You may also do the same by first selecting either Edit Copy or Edit Cut from the Windows Explorer menu (See Figure 4). Then open the destination folder and select Edit Paste to copy/move the item to the new folder.

FIGURE 4: Using the Edit menu to move a file

In addition to copying an item to a new folder, you may also create a duplicate copy in the same folder as the original. You may do so by either using the menus as described above, or by holding down the SHIFT key while dragging the item to an empty space in the same folder window as the original (See Figure 5). Windows will give the new item the same name as the original item, beginning with Copy of. So for example, if you create a duplicate of a file named Letter.doc, the new file will be named Copy of Letter.doc. This is a good tip if you wish to make changes to a file but wish to retain an earlier revision.

FIGURE 5: Using the mouse to create a duplicate file in the same folder as the original


Using Hotkeys

In addition to using the mouse and menus, you may also use keyboard shortcuts as a quick way to copy and move items.

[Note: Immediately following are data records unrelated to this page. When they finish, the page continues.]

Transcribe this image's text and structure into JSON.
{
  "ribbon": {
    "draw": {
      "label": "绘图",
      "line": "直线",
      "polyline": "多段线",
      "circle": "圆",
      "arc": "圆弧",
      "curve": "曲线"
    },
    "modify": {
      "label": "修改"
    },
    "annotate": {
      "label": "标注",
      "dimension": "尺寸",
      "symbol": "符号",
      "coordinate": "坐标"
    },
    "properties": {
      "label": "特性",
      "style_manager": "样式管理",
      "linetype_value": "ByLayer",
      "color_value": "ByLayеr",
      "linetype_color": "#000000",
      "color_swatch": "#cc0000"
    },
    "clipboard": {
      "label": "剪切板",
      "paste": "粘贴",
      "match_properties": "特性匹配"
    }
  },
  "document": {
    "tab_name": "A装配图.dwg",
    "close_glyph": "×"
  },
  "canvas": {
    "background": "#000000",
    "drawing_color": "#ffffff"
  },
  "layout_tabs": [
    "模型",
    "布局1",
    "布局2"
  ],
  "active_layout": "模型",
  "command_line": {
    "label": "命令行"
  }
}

The keys that you may use are:

Hotkey Action
CTRL+C Prepare the file to be copied
CTRL+X Prepare the file to be moved
CTRL+V Paste the file in the new location

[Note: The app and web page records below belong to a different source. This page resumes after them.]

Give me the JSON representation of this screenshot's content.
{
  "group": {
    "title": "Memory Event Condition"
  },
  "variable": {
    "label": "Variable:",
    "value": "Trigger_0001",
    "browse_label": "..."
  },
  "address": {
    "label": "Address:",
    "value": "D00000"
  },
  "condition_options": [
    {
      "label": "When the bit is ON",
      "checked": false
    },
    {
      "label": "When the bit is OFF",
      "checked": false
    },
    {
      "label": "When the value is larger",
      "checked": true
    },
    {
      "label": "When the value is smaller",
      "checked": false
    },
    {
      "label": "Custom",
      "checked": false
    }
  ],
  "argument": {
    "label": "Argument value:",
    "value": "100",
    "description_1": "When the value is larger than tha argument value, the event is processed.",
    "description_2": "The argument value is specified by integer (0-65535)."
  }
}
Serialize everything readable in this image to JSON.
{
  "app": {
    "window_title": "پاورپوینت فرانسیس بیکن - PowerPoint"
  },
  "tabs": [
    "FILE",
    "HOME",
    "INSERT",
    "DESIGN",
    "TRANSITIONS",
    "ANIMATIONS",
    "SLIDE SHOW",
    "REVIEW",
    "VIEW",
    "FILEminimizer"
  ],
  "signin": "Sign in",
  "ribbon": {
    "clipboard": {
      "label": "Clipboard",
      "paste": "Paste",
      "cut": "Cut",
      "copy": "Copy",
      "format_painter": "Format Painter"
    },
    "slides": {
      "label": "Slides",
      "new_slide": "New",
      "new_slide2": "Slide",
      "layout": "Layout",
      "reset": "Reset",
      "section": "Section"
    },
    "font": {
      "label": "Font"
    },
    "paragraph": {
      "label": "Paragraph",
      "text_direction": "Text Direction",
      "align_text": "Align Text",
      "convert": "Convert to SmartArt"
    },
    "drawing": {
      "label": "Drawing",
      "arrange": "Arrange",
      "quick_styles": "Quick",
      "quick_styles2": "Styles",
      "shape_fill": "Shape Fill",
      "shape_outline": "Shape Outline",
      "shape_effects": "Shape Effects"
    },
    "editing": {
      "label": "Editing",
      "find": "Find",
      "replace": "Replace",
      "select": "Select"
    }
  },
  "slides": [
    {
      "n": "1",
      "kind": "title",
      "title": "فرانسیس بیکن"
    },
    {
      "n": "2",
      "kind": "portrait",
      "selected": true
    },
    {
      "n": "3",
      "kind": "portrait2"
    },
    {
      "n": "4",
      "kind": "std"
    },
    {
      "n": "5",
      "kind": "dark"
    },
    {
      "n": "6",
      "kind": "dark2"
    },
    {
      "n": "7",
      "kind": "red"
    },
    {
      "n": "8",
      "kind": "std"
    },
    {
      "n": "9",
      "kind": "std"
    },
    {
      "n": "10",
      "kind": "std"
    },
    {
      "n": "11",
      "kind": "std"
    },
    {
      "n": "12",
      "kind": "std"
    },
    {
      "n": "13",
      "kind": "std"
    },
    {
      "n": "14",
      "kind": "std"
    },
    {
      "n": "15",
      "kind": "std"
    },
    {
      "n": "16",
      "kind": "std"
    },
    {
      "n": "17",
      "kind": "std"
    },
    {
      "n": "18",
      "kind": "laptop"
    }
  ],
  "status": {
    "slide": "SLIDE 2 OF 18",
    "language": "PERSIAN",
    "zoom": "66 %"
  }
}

As an example for moving a file, do the following:

  1. Click once on the file to highlight it.

  2. Hold down the CONTROL key while pressing the X key on your keyboard.

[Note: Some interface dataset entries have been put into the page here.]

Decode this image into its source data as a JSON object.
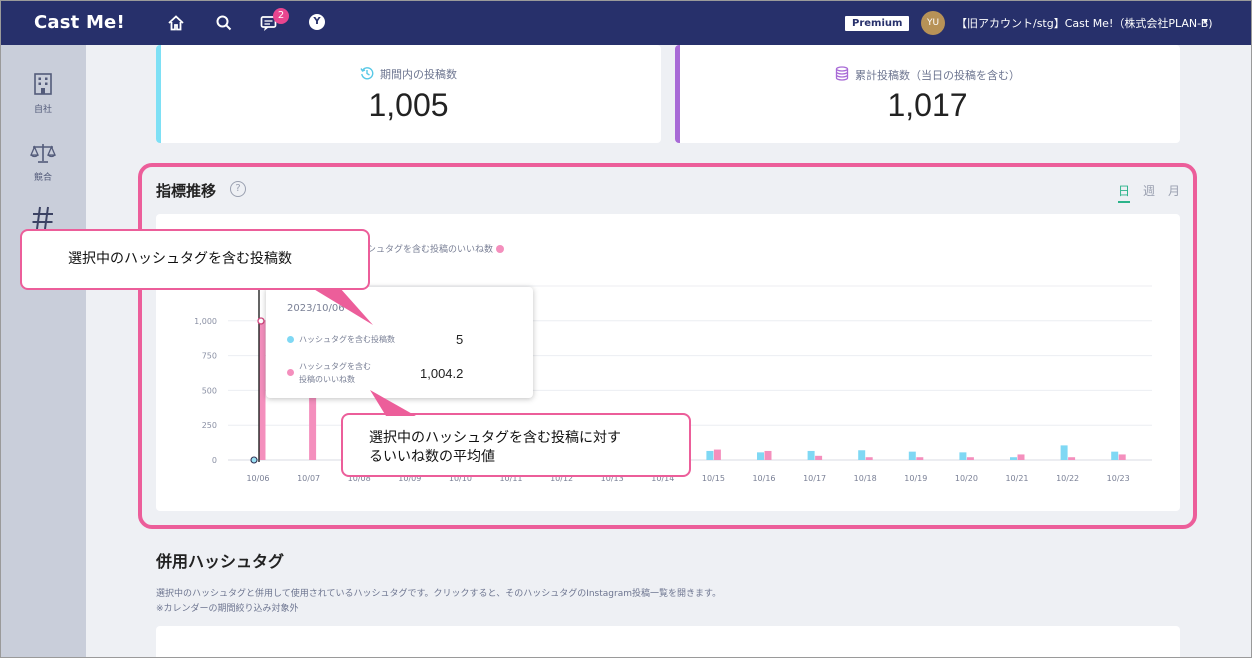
{
  "topbar": {
    "logo": "Cast Me!",
    "notification_count": "2",
    "coin_label": "Y",
    "plan": "Premium",
    "avatar_initials": "YU",
    "account_name": "【旧アカウント/stg】Cast Me!（株式会社PLAN-B)"
  },
  "sidebar": {
    "items": [
      {
        "label": "自社",
        "icon": "building-icon"
      },
      {
        "label": "競合",
        "icon": "scale-icon"
      },
      {
        "label": "",
        "icon": "hashtag-icon"
      }
    ]
  },
  "stats": [
    {
      "label": "期間内の投稿数",
      "value": "1,005",
      "icon": "history-icon",
      "accent": "#7ee0f5"
    },
    {
      "label": "累計投稿数（当日の投稿を含む）",
      "value": "1,017",
      "icon": "database-icon",
      "accent": "#a86ad6"
    }
  ],
  "trend": {
    "title": "指標推移",
    "help": "?",
    "periods": [
      "日",
      "週",
      "月"
    ],
    "active_period": "日",
    "legend_partial": "ハッシュタグを含む投稿のいいね数"
  },
  "chart_data": {
    "type": "bar",
    "categories": [
      "10/06",
      "10/07",
      "10/08",
      "10/09",
      "10/10",
      "10/11",
      "10/12",
      "10/13",
      "10/14",
      "10/15",
      "10/16",
      "10/17",
      "10/18",
      "10/19",
      "10/20",
      "10/21",
      "10/22",
      "10/23"
    ],
    "y_ticks": [
      "0",
      "250",
      "500",
      "750",
      "1,000"
    ],
    "ylim": [
      0,
      1250
    ],
    "series": [
      {
        "name": "ハッシュタグを含む投稿数",
        "color": "#7fd8f4",
        "values": [
          5,
          null,
          null,
          null,
          null,
          null,
          null,
          null,
          55,
          65,
          55,
          65,
          70,
          60,
          55,
          20,
          105,
          60
        ]
      },
      {
        "name": "ハッシュタグを含む投稿のいいね数",
        "color": "#f48fbd",
        "values": [
          1004.2,
          1080,
          null,
          null,
          null,
          null,
          null,
          null,
          60,
          75,
          65,
          30,
          20,
          20,
          20,
          40,
          20,
          40
        ]
      }
    ]
  },
  "tooltip": {
    "date": "2023/10/06",
    "rows": [
      {
        "label": "ハッシュタグを含む投稿数",
        "value": "5"
      },
      {
        "label_line1": "ハッシュタグを含む",
        "label_line2": "投稿のいいね数",
        "value": "1,004.2"
      }
    ]
  },
  "callouts": {
    "top": "選択中のハッシュタグを含む投稿数",
    "bottom_line1": "選択中のハッシュタグを含む投稿に対す",
    "bottom_line2": "るいいね数の平均値"
  },
  "related": {
    "title": "併用ハッシュタグ",
    "description": "選択中のハッシュタグと併用して使用されているハッシュタグです。クリックすると、そのハッシュタグのInstagram投稿一覧を開きます。",
    "note": "※カレンダーの期間絞り込み対象外"
  }
}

  3. Open a window displaying the folder where you wish to move the file.

  4. Hold down the CONTROL key while pressing the V key on your keyboard.

If you wish to cancel the operation after pressing CTRL+C or CTRL+X, press the ESC key.


Using the Send To Menu

A quick way to copy or move an item to another location is to use Send To. If you right-click an item and select Send To from the context menu, you will see a list of destinations to send the file to (See Figure 6). When Windows is installed on your system, it creates a destination for your floppy drive. Depending on your Windows installation, you may see other drives and folders listed as well.

FIGURE 6: Using the context menu to copy a file to a floppy disk

You may create a new destination for the Send To menu as follows:

  1. Right-click the drive or folder that you would like to add to the list of destinations and select Copy (See Figure 7).

  2. Open the folder, C:\Windows\SendTo, right-click anywhere inside the folder and select Paste Shortcut from the context menu (See Figure 8). You may wish to rename the new shortcut to something meaningful to you.

FIGURE 7: Marking a folder to be copied


FIGURE 8: Pasting a shortcut of the folder in the Windows SendTo folder

Once you have pasted the shortcut, you may then use the new destination by right-clicking an item, selecting Send To, and then clicking the icon for the new destination you just created (See Figure 9).

FIGURE 9: Using the new Send To destination to copy a file to D:\MY PROJECTS


Copying and Moving Multiple Items

A group of files may be selected a number of ways through Windows Explorer or on the Windows desktop:

  1. A series of files may be selected by left-clicking the first file name and then holding down the SHIFT key while left-clicking the last file name.  Windows will then highlight all files in between the first and last.

  2. Individual files may be selected one-by-one by holding down the CONTROL key while left-clicking each file name.

  3. A group of files may be selected by holding down the SHIFT key and the left mouse button while dragging the mouse.  This will draw a dotted rectangular border that you can use to "lasso" the files to be selected.


Undoing a Copy or Move

If you wish to undo a copy or move, you may immediately do so through Windows Explorer by selecting Edit Undo Copy or Edit Undo Move, or by pressing CTRL+Z. Be sure to note what the Undo option will do, as it also tracks other file operations such as renaming and deleting items.